What Not to Wear on Halloween — BlackfaceOctober 28, 2013 |
The social media feeds were buzzing over the weekend about some Hollywood celebrity wearing blackface to a costume party.
That’s not pronounced “hoe” as in garden tool. But “huff” as in “rough.”
But it’s hard to imagine she didn’t expect any kind of reaction when she showed up to a party in heavier than normal makeup.
It was an apparent tribute to actress Uzo Aduba, who plays the character “Crazy Eyes,” in the Netflix series, “Orange is the New Black.”
Maybe she thought just by putting on the bronzing cream extra heavy, no one would notice. It’s not like she used Shinola and big lips.
She must have thought her homage was a little different, with the hair, the orange smock. She looked like the character a bit. But a Halloween party isn’t a “Go as your favorite Negro,” party.
Hough was quick to tweet:
“I am a huge fan of the show Orange is the New Black, actress Uzo Aduba, and the character she has created. It certainly was never my intention to be disrespectful or demeaning to anyone in any way. I realize my costume hurt and offended people and I truly apologize.”
The Twitterverse was not kind in its response.
Frankly, it’s hard to think Hough’s act of going to a Halloween party in blackface was all that innocent.
I’m thinking maybe Hough is tired of hoofing it with B –list celebrities and wants to put some heat on her career.
I know when I first heard of this, I asked “Julianne Who?”
But that just makes this little episode even more disgusting.
I can understand an homage to Aduba, but we are still in sensitive times when blackface conjures up the racist past of America in general, and showbiz in particular.
Despite stars like Denzel Washington and Halle Berry, and producers like Tyler Perry, we’re just not at the point where blackface doesn’t strike a discordant truth about race in this country.
So let’s hope that Hough is just some clueless ditzy blonde with a Netflix account who likes Crazy Eyes.
But if she or her handlers anticipated the backlash that would result in publicity for her, then that’s a little different, and more despicable than your garden-variety racism.
We’re talking calculated racism for self-promotion.
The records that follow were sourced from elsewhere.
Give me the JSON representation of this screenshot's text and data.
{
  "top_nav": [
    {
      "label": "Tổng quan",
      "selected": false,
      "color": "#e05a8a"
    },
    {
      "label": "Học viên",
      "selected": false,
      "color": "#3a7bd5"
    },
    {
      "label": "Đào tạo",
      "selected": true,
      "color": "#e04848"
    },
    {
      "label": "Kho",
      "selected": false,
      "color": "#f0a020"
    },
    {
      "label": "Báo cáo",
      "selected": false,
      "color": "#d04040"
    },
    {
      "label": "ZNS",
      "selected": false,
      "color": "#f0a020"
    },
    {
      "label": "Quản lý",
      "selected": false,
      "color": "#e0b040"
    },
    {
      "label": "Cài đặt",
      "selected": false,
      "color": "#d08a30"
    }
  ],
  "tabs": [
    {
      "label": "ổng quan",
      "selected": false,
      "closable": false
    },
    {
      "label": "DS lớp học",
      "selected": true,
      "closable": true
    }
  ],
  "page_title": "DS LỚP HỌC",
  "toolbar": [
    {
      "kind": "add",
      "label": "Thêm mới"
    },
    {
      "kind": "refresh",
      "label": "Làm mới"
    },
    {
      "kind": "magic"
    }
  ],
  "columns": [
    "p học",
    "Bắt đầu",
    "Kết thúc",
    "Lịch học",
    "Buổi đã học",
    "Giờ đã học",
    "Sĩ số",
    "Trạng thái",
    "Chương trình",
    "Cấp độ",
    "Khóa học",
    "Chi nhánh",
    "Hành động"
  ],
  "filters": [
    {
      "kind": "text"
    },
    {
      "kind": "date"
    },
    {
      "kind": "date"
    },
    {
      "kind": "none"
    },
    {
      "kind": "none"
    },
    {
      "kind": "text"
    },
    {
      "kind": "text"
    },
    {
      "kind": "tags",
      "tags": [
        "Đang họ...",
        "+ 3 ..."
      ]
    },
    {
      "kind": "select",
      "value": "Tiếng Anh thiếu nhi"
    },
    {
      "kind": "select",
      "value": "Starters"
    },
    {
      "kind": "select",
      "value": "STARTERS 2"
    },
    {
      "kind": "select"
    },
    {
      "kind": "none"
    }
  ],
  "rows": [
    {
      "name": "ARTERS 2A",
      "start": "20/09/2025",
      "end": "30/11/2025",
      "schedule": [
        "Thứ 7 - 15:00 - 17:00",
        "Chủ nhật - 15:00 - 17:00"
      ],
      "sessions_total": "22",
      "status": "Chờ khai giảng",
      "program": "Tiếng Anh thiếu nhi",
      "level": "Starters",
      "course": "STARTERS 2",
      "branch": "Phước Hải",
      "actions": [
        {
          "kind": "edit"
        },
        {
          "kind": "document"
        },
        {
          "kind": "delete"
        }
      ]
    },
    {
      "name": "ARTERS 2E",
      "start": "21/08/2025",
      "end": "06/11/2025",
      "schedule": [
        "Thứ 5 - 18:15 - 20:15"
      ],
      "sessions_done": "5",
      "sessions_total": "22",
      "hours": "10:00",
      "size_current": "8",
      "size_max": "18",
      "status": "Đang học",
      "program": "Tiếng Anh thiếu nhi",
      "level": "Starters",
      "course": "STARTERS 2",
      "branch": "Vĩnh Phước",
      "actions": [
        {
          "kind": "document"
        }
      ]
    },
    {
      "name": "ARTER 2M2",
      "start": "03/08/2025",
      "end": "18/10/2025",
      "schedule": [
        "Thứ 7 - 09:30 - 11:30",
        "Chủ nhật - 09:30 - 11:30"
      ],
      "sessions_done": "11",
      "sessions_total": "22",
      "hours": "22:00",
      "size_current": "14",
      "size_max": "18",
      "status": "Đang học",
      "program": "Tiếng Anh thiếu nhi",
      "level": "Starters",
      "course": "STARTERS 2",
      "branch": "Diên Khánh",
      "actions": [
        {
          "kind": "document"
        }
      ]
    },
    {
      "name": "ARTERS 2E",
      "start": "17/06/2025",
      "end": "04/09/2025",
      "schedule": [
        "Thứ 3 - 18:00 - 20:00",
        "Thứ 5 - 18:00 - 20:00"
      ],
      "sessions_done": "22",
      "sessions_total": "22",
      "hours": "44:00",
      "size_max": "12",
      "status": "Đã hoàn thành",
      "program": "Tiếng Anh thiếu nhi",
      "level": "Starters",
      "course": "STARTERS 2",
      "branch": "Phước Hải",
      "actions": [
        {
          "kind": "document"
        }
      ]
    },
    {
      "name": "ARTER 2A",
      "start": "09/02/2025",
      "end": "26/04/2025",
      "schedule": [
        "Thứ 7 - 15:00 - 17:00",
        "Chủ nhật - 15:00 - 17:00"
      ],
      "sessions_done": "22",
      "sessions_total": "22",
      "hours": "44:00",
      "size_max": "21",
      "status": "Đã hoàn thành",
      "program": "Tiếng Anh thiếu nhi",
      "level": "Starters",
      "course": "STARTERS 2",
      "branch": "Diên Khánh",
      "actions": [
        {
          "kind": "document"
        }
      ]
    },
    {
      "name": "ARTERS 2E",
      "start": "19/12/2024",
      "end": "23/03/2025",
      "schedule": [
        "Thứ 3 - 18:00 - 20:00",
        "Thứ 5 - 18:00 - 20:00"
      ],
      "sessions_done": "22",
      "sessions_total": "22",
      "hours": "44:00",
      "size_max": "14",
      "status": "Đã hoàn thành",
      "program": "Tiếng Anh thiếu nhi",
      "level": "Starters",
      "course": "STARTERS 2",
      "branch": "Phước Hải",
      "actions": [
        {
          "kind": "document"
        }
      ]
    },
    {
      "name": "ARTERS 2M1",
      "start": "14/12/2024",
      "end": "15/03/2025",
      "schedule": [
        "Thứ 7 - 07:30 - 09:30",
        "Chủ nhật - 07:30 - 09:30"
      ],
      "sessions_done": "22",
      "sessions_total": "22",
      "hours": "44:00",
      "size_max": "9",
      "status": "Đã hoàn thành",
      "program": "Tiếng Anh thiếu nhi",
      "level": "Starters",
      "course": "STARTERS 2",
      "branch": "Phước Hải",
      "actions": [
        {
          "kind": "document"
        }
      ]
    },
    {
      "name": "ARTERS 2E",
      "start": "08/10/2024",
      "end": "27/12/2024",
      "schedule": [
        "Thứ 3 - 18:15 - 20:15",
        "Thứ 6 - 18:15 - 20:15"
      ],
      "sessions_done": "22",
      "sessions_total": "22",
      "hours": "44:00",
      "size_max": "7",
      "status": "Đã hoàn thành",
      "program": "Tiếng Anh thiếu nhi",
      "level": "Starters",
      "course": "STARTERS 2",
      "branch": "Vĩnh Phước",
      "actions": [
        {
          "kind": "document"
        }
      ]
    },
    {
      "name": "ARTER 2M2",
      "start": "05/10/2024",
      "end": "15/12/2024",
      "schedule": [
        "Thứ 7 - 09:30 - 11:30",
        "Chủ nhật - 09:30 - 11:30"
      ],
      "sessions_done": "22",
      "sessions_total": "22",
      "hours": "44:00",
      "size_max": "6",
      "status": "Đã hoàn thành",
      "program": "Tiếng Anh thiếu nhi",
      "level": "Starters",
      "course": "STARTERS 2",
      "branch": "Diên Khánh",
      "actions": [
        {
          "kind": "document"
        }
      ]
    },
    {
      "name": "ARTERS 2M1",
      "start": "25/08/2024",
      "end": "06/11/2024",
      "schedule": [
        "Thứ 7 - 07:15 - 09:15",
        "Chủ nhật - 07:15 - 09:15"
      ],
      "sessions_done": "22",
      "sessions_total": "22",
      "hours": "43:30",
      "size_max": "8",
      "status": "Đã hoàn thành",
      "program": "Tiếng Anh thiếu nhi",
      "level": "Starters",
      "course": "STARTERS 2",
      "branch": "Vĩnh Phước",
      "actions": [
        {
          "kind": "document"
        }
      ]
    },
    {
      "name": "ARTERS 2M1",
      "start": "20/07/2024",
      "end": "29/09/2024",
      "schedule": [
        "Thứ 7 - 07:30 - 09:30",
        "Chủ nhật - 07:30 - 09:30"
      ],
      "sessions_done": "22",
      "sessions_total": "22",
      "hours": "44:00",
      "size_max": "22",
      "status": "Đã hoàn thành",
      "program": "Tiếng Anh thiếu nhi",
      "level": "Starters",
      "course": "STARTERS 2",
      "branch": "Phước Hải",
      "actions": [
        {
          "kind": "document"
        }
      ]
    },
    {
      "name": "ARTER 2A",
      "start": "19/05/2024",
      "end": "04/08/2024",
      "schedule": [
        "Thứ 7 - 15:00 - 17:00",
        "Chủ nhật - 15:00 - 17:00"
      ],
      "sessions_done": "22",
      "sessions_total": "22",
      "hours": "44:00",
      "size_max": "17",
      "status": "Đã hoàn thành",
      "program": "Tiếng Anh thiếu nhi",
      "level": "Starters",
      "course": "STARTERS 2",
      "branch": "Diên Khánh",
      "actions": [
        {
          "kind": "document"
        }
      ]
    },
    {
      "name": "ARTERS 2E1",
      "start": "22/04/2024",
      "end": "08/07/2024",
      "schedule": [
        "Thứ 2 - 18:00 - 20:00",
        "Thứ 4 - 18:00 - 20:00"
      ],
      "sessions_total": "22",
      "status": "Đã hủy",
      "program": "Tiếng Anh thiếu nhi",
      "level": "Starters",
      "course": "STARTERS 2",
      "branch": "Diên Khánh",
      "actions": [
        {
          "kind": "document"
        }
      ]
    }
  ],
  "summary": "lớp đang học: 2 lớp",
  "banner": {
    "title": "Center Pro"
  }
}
You know it’s racist, but you do it anyway for the pub.
Have we really reached a point where there’s no such thing as bad publicity for a racist action, as long as you can apologize on Twitter afterward?
If that’s the case, we have reached a new low in this era of diversity.
Emil Guillermo writes on issues of race for the Asian American Legal Defense and Education Fund (www.aaldef.org/blog) Like him at www.facebook.com/emilguillermo.media ; twitter@emilamok